Mentha x piperita is a perennial herb, 0.6-1 m tall, strongly minty, sterile hybrid of M. aquatica and M. spicata, aggressively colonial from rhizomes and often also stolons, stems square, slender.
Leaves opposite, stalk 0.4-1.5 cm long, blade 3-6 cm long, 1.5-3 cm wide, egg-shaped, tip pointed, sometimes blunt, base blunt, margin toothed.
Flowers purplish to pinkish, to 0.5 cm long, nearly radially symmetrical, corolla tubular, 4 lobes, top lobe larger, notched at tip; calyx tubular, tube hairless, 5 linear lobes, with bristly margins; inflorescence of terminal spikes, beginning as oval, later elongating to 3-10 cm, flowers in crowded, whorls in nodes above two small leaf-like bracts; blooms June-Oct.

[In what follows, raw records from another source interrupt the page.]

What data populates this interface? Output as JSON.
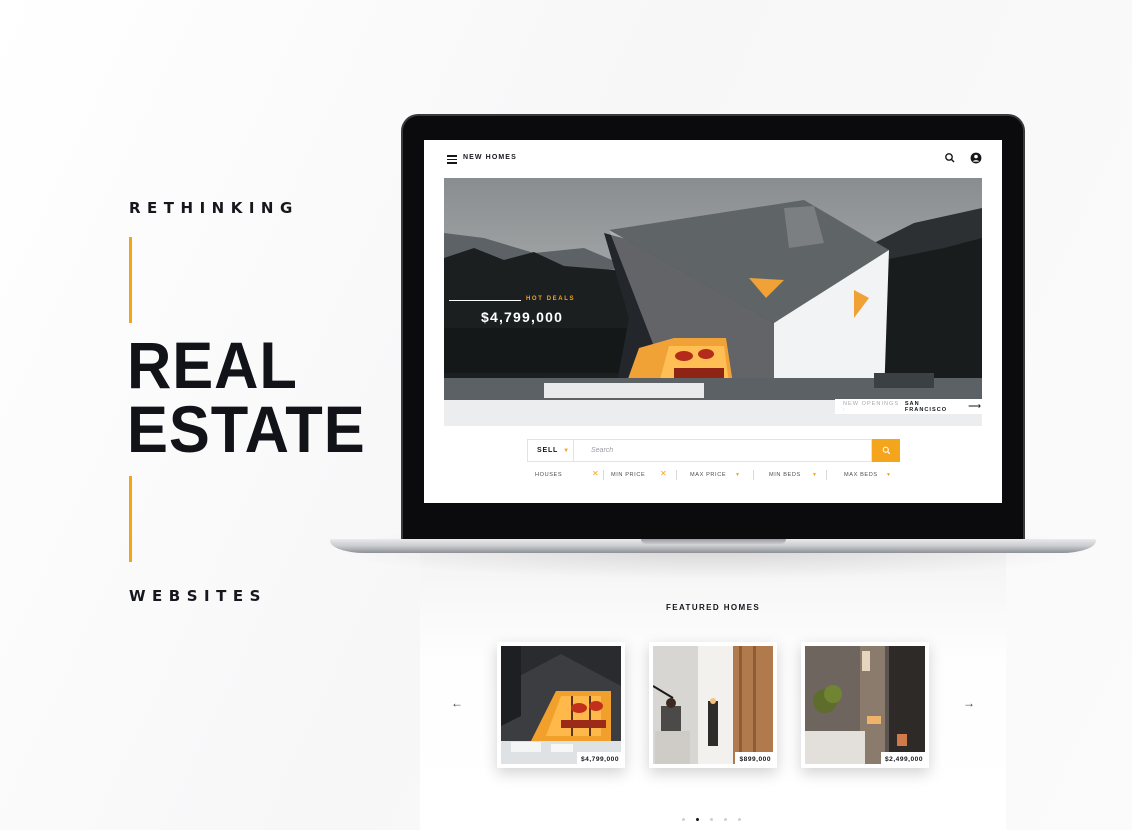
{
  "poster": {
    "kicker_top": "RETHINKING",
    "headline_line1": "REAL",
    "headline_line2": "ESTATE",
    "kicker_bottom": "WEBSITES",
    "accent_color": "#f2a515"
  },
  "site": {
    "brand": "NEW HOMES",
    "icons": {
      "menu": "hamburger-icon",
      "search": "search-icon",
      "account": "user-icon"
    },
    "hero": {
      "label": "HOT DEALS",
      "price": "$4,799,000",
      "openings_prefix": "NEW OPENINGS :",
      "openings_city": "SAN FRANCISCO",
      "openings_arrow": "⟶"
    },
    "search": {
      "mode": "SELL",
      "placeholder": "Search",
      "button_icon": "search-icon"
    },
    "filters": [
      {
        "label": "HOUSES",
        "control": "✕"
      },
      {
        "label": "MIN PRICE",
        "control": "✕"
      },
      {
        "label": "MAX PRICE",
        "control": "▼"
      },
      {
        "label": "MIN BEDS",
        "control": "▼"
      },
      {
        "label": "MAX BEDS",
        "control": "▼"
      }
    ]
  },
  "featured": {
    "title": "FEATURED HOMES",
    "prev": "←",
    "next": "→",
    "cards": [
      {
        "price": "$4,799,000"
      },
      {
        "price": "$899,000"
      },
      {
        "price": "$2,499,000"
      }
    ],
    "dots_total": 5,
    "dots_active": 2
  }
}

Fruit none or sterile.
Wetland status: FACW+.
Frequency in NYC: Very infrequent.
Origin: European cultigen.
Habitat: Open wet, disturbed areas, stream banks.
Notes: A traditional medicinal and culinary herb. Also used as a ground cover but tends to be invasive. Attractive to butterflies (PlantFinder. 2007).